Morhaf Al Achkar

Shortly after his diagnosis, Al Achkar flew to Florida to visit friends. “The idea was that this was my last trip,” he says. “You go to say ‘goodbye’ to people, but it became harder to live with that mindset.” 

Fortunately for Al Achkar, he has responded well to his treatment plan, which is guided by his oncologist, Dr. Christina Baik. Having surpassed his expected survivorship, the five years since his diagnosis have shaped the way Al Achkar approaches his life and his work. 

Al Achkar, a family physician and UW faculty in the Department of Family Medicine, is committed to helping others who are dealing with a life-changing diagnosis, especially those who have less access to care. He credits his background as a medical provider and his own personal circumstances with enabling him to be a strong advocate for his own treatment. His goal is to make sure everyone can access that same level of care. “I see others with less privilege who are struggling to survive—or even struggling to have the opportunity to survive—and that’s intolerable,” he says. “Morally it is wrong. It is frustrating that surviving lung cancer is a privilege.”  

Part of Al Achkar’s work led to Project RADICAL (Racial Disparity in Cancer of the Lung). He, along with other patients, caregivers, health care providers, advocates and researchers, started this group focused on finding a path toward health care equity. He has identified multiple barriers to equitable care, including seeing a primary care doctor, taking time off work for appointments and having comprehensive insurance that covers screenings and specialist visits. Project RADICAL works to understand and overcome these and other racial disparities in health and cancer care through patient experience research, broad-based awareness and community-building through webinars, and hopefully in-person events in the future.  

From both a personal and professional perspective, Al Achkar emphasizes the value of preventive care and talking with your primary care provider about any symptoms you're experiencing. “You don’t have to be a smoker to get lung cancer,” he says. “It’s not just the elderly; I was 33. It’s not just men; women can get it, and any race can get it. Any person with a lung can get lung cancer.
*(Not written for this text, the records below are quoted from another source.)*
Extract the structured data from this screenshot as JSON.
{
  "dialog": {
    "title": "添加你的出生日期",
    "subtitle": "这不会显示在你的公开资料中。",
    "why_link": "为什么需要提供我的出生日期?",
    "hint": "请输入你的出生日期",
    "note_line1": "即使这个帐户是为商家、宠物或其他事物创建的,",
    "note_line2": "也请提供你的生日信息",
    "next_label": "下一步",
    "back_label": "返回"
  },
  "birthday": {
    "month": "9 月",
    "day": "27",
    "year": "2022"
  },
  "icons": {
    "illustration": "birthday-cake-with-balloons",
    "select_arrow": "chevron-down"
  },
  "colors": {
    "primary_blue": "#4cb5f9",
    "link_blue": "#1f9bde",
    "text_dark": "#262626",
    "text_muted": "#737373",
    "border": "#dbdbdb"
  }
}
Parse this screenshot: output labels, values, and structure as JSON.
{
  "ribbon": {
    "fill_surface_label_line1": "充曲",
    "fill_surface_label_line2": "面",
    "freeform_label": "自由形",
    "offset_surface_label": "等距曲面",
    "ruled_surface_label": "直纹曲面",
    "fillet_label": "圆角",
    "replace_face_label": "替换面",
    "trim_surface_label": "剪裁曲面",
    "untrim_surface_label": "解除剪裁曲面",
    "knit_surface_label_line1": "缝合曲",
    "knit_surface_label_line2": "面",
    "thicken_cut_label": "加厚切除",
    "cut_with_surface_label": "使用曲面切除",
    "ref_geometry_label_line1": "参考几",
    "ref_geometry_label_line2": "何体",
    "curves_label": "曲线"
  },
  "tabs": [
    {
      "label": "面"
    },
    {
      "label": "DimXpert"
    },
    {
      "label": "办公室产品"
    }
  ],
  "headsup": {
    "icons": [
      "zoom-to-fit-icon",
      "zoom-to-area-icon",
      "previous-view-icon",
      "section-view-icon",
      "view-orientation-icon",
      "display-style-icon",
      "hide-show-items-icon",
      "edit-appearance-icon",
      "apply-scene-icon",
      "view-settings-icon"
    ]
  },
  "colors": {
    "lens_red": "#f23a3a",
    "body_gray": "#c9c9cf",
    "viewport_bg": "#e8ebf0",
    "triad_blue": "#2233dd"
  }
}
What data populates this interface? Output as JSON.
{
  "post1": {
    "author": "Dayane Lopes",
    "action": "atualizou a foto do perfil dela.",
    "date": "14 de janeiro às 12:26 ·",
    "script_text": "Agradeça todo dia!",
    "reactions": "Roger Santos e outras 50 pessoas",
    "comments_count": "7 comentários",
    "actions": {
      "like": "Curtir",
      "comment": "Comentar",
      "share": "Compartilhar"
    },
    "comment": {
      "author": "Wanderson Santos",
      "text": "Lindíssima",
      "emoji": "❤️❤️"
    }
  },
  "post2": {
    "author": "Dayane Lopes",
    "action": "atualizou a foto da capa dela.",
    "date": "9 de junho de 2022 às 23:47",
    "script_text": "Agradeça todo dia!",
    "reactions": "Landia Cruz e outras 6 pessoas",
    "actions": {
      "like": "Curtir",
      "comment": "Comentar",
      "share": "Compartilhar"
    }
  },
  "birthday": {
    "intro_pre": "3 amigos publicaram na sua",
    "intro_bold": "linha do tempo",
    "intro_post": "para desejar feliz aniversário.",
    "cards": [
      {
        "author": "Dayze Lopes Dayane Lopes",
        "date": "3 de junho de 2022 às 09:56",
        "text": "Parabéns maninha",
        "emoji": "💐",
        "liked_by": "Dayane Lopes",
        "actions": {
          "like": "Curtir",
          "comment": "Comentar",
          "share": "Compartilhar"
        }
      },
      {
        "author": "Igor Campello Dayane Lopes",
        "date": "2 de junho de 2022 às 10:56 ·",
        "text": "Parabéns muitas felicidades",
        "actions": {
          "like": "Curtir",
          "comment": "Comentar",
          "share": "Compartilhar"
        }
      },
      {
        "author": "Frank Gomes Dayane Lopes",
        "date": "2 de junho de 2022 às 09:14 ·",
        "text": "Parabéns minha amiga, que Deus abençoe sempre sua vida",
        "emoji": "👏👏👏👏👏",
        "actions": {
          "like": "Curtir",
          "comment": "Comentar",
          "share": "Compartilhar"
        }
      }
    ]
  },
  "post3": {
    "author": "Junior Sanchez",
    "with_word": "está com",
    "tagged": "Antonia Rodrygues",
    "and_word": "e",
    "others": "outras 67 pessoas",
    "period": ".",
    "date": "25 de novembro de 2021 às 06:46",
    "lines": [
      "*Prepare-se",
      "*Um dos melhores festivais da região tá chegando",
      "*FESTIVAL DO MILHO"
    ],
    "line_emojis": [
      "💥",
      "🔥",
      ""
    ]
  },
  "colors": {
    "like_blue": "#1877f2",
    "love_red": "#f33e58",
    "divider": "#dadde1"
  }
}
When you have vague and ongoing symptoms, you need to get ahold of your provider.”